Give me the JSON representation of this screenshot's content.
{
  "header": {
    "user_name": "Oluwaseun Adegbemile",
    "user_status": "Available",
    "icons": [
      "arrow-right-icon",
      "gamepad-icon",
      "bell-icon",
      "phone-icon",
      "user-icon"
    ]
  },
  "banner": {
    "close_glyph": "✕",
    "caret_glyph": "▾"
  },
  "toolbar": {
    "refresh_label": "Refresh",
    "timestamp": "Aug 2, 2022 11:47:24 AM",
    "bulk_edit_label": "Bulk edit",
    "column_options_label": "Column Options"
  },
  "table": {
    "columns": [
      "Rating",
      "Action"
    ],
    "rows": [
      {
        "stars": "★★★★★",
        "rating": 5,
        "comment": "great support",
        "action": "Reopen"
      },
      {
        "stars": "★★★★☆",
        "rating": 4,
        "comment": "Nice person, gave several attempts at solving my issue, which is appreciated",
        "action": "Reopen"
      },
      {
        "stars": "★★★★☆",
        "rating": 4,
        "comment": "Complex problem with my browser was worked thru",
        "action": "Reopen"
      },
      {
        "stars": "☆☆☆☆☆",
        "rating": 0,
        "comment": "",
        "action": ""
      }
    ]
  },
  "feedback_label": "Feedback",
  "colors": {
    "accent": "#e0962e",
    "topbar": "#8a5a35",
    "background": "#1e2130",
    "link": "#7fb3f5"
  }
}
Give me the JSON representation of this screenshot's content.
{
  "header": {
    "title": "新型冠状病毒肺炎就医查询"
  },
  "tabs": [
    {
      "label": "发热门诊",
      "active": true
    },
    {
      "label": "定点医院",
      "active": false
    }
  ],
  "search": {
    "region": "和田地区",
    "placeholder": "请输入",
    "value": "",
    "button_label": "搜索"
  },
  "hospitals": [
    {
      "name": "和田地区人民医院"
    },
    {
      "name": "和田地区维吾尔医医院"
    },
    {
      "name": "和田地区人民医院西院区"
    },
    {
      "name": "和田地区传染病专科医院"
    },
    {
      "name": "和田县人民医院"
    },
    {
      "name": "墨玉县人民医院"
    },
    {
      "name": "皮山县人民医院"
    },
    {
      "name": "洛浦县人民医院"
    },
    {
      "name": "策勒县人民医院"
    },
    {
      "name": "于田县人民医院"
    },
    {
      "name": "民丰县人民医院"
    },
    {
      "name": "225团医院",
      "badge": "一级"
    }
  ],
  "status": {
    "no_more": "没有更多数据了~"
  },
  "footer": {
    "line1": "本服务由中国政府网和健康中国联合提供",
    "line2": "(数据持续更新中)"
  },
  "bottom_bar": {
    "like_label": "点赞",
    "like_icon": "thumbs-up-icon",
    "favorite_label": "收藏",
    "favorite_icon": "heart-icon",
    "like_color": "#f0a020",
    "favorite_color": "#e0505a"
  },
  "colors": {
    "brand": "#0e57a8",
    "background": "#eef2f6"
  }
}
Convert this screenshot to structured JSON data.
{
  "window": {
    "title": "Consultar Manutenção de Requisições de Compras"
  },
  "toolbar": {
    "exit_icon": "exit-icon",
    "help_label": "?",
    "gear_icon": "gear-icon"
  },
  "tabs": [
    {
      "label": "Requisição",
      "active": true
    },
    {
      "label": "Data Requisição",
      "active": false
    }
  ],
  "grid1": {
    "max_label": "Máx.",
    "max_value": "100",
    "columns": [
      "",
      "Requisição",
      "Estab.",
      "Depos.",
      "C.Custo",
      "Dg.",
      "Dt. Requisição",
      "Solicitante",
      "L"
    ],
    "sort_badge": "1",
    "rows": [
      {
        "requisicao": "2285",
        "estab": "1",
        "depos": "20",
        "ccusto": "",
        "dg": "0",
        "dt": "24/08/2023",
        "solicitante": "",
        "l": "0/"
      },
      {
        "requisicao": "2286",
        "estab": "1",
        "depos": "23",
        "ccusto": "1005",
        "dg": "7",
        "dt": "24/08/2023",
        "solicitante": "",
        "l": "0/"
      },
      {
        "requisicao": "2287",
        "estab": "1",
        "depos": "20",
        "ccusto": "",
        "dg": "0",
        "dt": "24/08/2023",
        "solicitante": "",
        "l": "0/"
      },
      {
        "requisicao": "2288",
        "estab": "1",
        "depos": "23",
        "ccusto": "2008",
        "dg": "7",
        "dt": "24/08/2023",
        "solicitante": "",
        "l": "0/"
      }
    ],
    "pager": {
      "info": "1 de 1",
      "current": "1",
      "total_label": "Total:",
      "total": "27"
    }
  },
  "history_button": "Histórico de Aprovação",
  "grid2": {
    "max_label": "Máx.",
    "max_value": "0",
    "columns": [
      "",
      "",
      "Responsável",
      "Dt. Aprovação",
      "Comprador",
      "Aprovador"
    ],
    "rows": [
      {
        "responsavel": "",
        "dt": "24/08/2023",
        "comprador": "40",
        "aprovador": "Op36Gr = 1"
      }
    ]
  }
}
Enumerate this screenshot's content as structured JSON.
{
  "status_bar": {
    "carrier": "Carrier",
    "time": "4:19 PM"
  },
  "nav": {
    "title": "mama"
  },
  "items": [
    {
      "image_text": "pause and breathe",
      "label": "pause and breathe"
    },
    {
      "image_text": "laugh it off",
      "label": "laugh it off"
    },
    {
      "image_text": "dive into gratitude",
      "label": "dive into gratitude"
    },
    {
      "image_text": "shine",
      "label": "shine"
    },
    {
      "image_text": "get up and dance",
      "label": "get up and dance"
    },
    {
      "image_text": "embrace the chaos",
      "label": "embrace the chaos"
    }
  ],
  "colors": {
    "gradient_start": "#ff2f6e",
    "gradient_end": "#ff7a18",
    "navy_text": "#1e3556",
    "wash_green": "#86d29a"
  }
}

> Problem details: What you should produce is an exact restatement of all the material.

> Your solution:
Give me the JSON representation of this screenshot's content.
{
  "header": {
    "user_name": "Oluwaseun Adegbemile",
    "user_status": "Available",
    "icons": [
      "arrow-right-icon",
      "gamepad-icon",
      "bell-icon",
      "phone-icon",
      "user-icon"
    ]
  },
  "banner": {
    "close_glyph": "✕",
    "caret_glyph": "▾"
  },
  "toolbar": {
    "refresh_label": "Refresh",
    "timestamp": "Aug 2, 2022 11:47:24 AM",
    "bulk_edit_label": "Bulk edit",
    "column_options_label": "Column Options"
  },
  "table": {
    "columns": [
      "Rating",
      "Action"
    ],
    "rows": [
      {
        "stars": "★★★★★",
        "rating": 5,
        "comment": "great support",
        "action": "Reopen"
      },
      {
        "stars": "★★★★☆",
        "rating": 4,
        "comment": "Nice person, gave several attempts at solving my issue, which is appreciated",
        "action": "Reopen"
      },
      {
        "stars": "★★★★☆",
        "rating": 4,
        "comment": "Complex problem with my browser was worked thru",
        "action": "Reopen"
      },
      {
        "stars": "☆☆☆☆☆",
        "rating": 0,
        "comment": "",
        "action": ""
      }
    ]
  },
  "feedback_label": "Feedback",
  "colors": {
    "accent": "#e0962e",
    "topbar": "#8a5a35",
    "background": "#1e2130",
    "link": "#7fb3f5"
  }
}
Give me the JSON representation of this screenshot's content.
{
  "header": {
    "title": "新型冠状病毒肺炎就医查询"
  },
  "tabs": [
    {
      "label": "发热门诊",
      "active": true
    },
    {
      "label": "定点医院",
      "active": false
    }
  ],
  "search": {
    "region": "和田地区",
    "placeholder": "请输入",
    "value": "",
    "button_label": "搜索"
  },
  "hospitals": [
    {
      "name": "和田地区人民医院"
    },
    {
      "name": "和田地区维吾尔医医院"
    },
    {
      "name": "和田地区人民医院西院区"
    },
    {
      "name": "和田地区传染病专科医院"
    },
    {
      "name": "和田县人民医院"
    },
    {
      "name": "墨玉县人民医院"
    },
    {
      "name": "皮山县人民医院"
    },
    {
      "name": "洛浦县人民医院"
    },
    {
      "name": "策勒县人民医院"
    },
    {
      "name": "于田县人民医院"
    },
    {
      "name": "民丰县人民医院"
    },
    {
      "name": "225团医院",
      "badge": "一级"
    }
  ],
  "status": {
    "no_more": "没有更多数据了~"
  },
  "footer": {
    "line1": "本服务由中国政府网和健康中国联合提供",
    "line2": "(数据持续更新中)"
  },
  "bottom_bar": {
    "like_label": "点赞",
    "like_icon": "thumbs-up-icon",
    "favorite_label": "收藏",
    "favorite_icon": "heart-icon",
    "like_color": "#f0a020",
    "favorite_color": "#e0505a"
  },
  "colors": {
    "brand": "#0e57a8",
    "background": "#eef2f6"
  }
}
Convert this screenshot to structured JSON data.
{
  "window": {
    "title": "Consultar Manutenção de Requisições de Compras"
  },
  "toolbar": {
    "exit_icon": "exit-icon",
    "help_label": "?",
    "gear_icon": "gear-icon"
  },
  "tabs": [
    {
      "label": "Requisição",
      "active": true
    },
    {
      "label": "Data Requisição",
      "active": false
    }
  ],
  "grid1": {
    "max_label": "Máx.",
    "max_value": "100",
    "columns": [
      "",
      "Requisição",
      "Estab.",
      "Depos.",
      "C.Custo",
      "Dg.",
      "Dt. Requisição",
      "Solicitante",
      "L"
    ],
    "sort_badge": "1",
    "rows": [
      {
        "requisicao": "2285",
        "estab": "1",
        "depos": "20",
        "ccusto": "",
        "dg": "0",
        "dt": "24/08/2023",
        "solicitante": "",
        "l": "0/"
      },
      {
        "requisicao": "2286",
        "estab": "1",
        "depos": "23",
        "ccusto": "1005",
        "dg": "7",
        "dt": "24/08/2023",
        "solicitante": "",
        "l": "0/"
      },
      {
        "requisicao": "2287",
        "estab": "1",
        "depos": "20",
        "ccusto": "",
        "dg": "0",
        "dt": "24/08/2023",
        "solicitante": "",
        "l": "0/"
      },
      {
        "requisicao": "2288",
        "estab": "1",
        "depos": "23",
        "ccusto": "2008",
        "dg": "7",
        "dt": "24/08/2023",
        "solicitante": "",
        "l": "0/"
      }
    ],
    "pager": {
      "info": "1 de 1",
      "current": "1",
      "total_label": "Total:",
      "total": "27"
    }
  },
  "history_button": "Histórico de Aprovação",
  "grid2": {
    "max_label": "Máx.",
    "max_value": "0",
    "columns": [
      "",
      "",
      "Responsável",
      "Dt. Aprovação",
      "Comprador",
      "Aprovador"
    ],
    "rows": [
      {
        "responsavel": "",
        "dt": "24/08/2023",
        "comprador": "40",
        "aprovador": "Op36Gr = 1"
      }
    ]
  }
}
Enumerate this screenshot's content as structured JSON.
{
  "status_bar": {
    "carrier": "Carrier",
    "time": "4:19 PM"
  },
  "nav": {
    "title": "mama"
  },
  "items": [
    {
      "image_text": "pause and breathe",
      "label": "pause and breathe"
    },
    {
      "image_text": "laugh it off",
      "label": "laugh it off"
    },
    {
      "image_text": "dive into gratitude",
      "label": "dive into gratitude"
    },
    {
      "image_text": "shine",
      "label": "shine"
    },
    {
      "image_text": "get up and dance",
      "label": "get up and dance"
    },
    {
      "image_text": "embrace the chaos",
      "label": "embrace the chaos"
    }
  ],
  "colors": {
    "gradient_start": "#ff2f6e",
    "gradient_end": "#ff7a18",
    "navy_text": "#1e3556",
    "wash_green": "#86d29a"
  }
}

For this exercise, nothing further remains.